§ **To do**: All of the data that follows should be output again without any alteration.

App and web page records

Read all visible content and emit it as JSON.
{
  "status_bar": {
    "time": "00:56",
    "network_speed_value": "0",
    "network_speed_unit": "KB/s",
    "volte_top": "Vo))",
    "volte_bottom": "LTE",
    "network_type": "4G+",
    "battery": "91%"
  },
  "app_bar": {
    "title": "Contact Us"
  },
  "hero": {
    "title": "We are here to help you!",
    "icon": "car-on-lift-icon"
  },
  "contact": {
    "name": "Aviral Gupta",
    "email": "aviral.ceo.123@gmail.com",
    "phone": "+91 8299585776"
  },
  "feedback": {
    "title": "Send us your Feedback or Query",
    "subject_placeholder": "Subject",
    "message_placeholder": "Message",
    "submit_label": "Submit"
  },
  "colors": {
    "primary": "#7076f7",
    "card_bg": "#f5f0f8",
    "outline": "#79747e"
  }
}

§ **Exercise output**:
Read all visible content and emit it as JSON.
{
  "status_bar": {
    "time": "00:56",
    "network_speed_value": "0",
    "network_speed_unit": "KB/s",
    "volte_top": "Vo))",
    "volte_bottom": "LTE",
    "network_type": "4G+",
    "battery": "91%"
  },
  "app_bar": {
    "title": "Contact Us"
  },
  "hero": {
    "title": "We are here to help you!",
    "icon": "car-on-lift-icon"
  },
  "contact": {
    "name": "Aviral Gupta",
    "email": "aviral.ceo.123@gmail.com",
    "phone": "+91 8299585776"
  },
  "feedback": {
    "title": "Send us your Feedback or Query",
    "subject_placeholder": "Subject",
    "message_placeholder": "Message",
    "submit_label": "Submit"
  },
  "colors": {
    "primary": "#7076f7",
    "card_bg": "#f5f0f8",
    "outline": "#79747e"
  }
}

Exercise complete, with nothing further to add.